Author John Cech
Air Date 4/14/2000

Poetry Collections Transcript

When kids get to pick out the poetry that they like, as you can imagine, they’ll usually go for something funny or gross or outrageous–something that pushes the envelope and makes us squeamish adults squirm a little in our chairs. I’ll just mention three words and you’ll know exactly what I mean: “Great, Green Globs….” As you know from the rest of that piece of children’s folklore, it’s quite an effective demonstration of the power of alliteration.

There is a wonderful series of kid-selected books of verse that the poet, Bruce Lansky has been collecting for the past few years, with the help of classes of elementary school children who voted on the poems they liked best. Lansky has screened out some of the more egregious and off-color shockers that kids use all the time on the playground, so these books can make their appearance in polite company. The series began with Kids Pick the Funniest Poems, and Lansky has followed it with such sequels as A Bad Case of Giggles and Miles of Smiles--all from Meadowbrook Press.

There are poems about something that every elementary school kid dreams of–empowerment, like the kind that Bill Dodds writes about:
If I were ruler of the world
I’d make some changes fast.
I’d say, “The ruler’s always first:
His little brother’s last.”

And there are dozens of poems about everyday situations, like Lois Simmie’s description of a particularly unwelcome main course for dinner:
Just a sliver of liver they want me to eat,
It’s good for my blood, they all say;
They want me to eat just the tiniest sliver
Of yukky old slimy old slithery liver;
I’m saying no thanks, not today.

How ’bout some clever word-play, of the punny variety–as in William Cole’s adaptation of an American folk rhyme:
Where can a man buy a cap for his knee?
Or a key for the lock of his hair?
And can his eyes be called a school?
I think there are pupils there!

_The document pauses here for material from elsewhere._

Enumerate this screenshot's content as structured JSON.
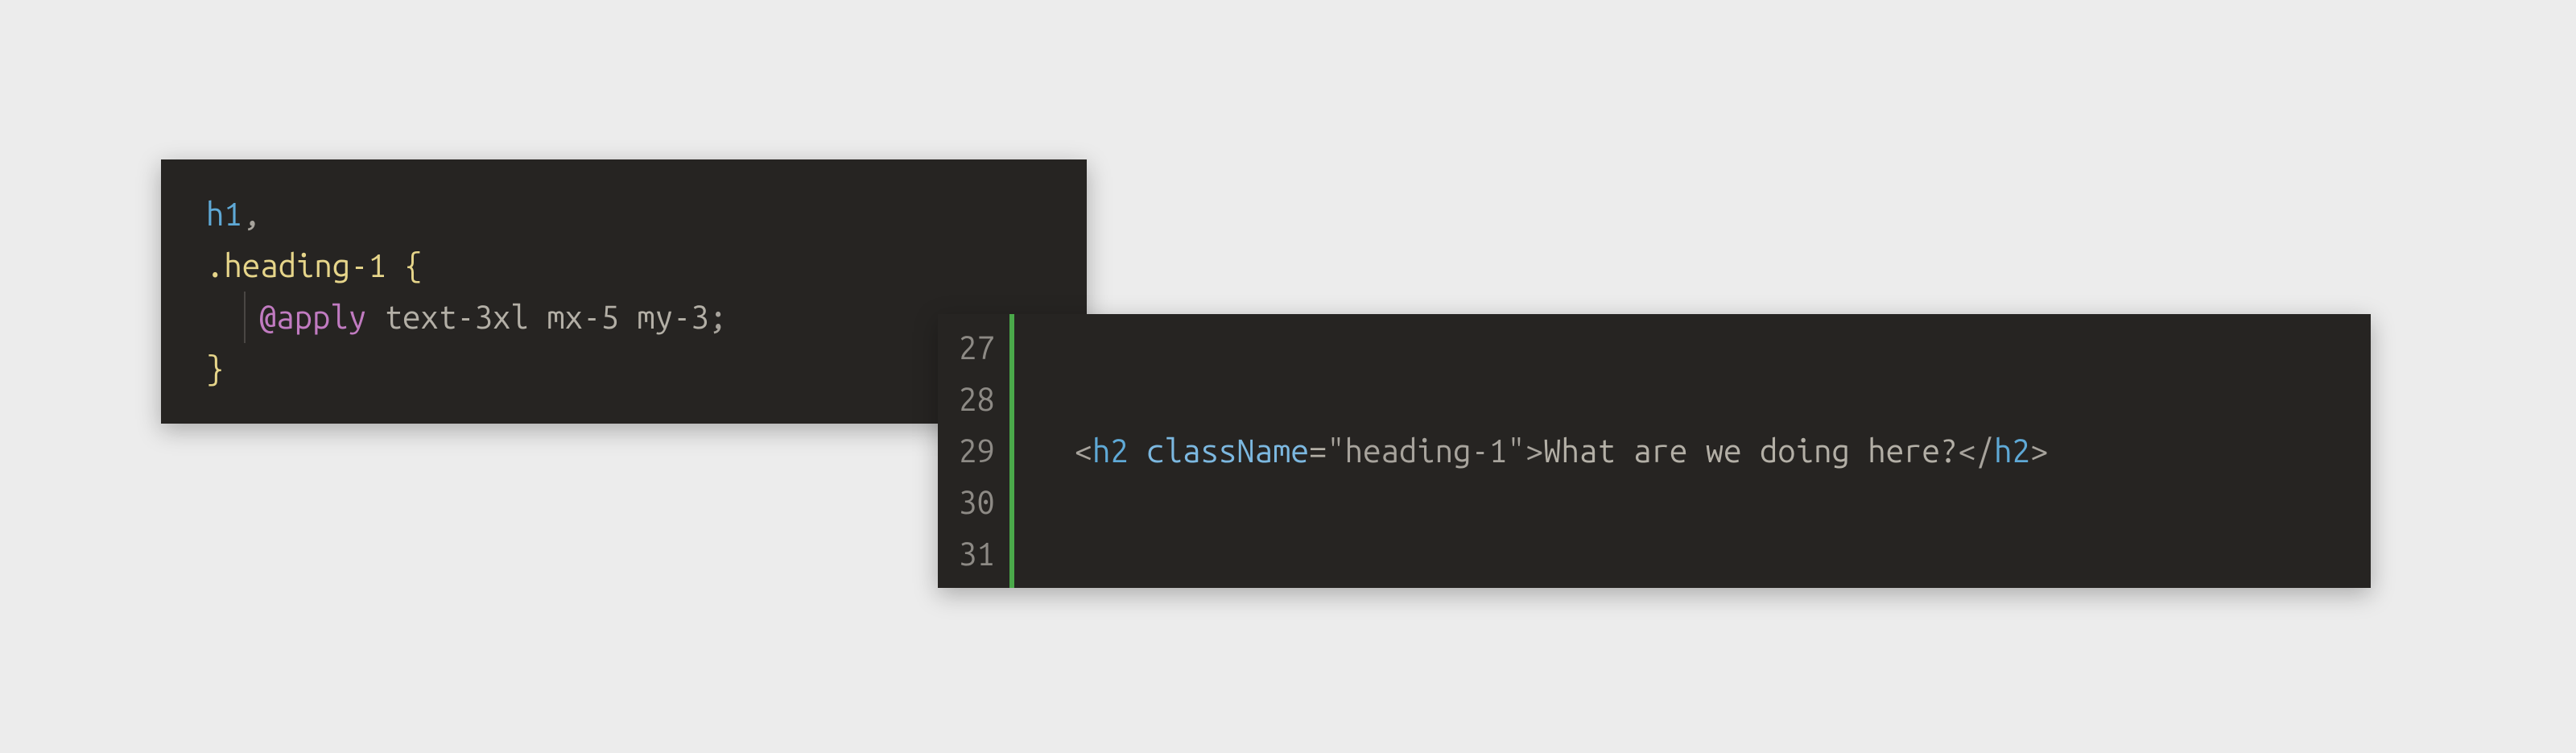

And then there are poems that give advice, like Linda Knaus’ “Rules to Live By” that ends:
Never take your goldfish
into bed with you at night
Never tell a polar bear
he shouldn’t wear all white
Never tease a tiger.
Never pet a skunk.
Never lose these rules, my friend,
for you’ll be really sunk.

Posted in Poetry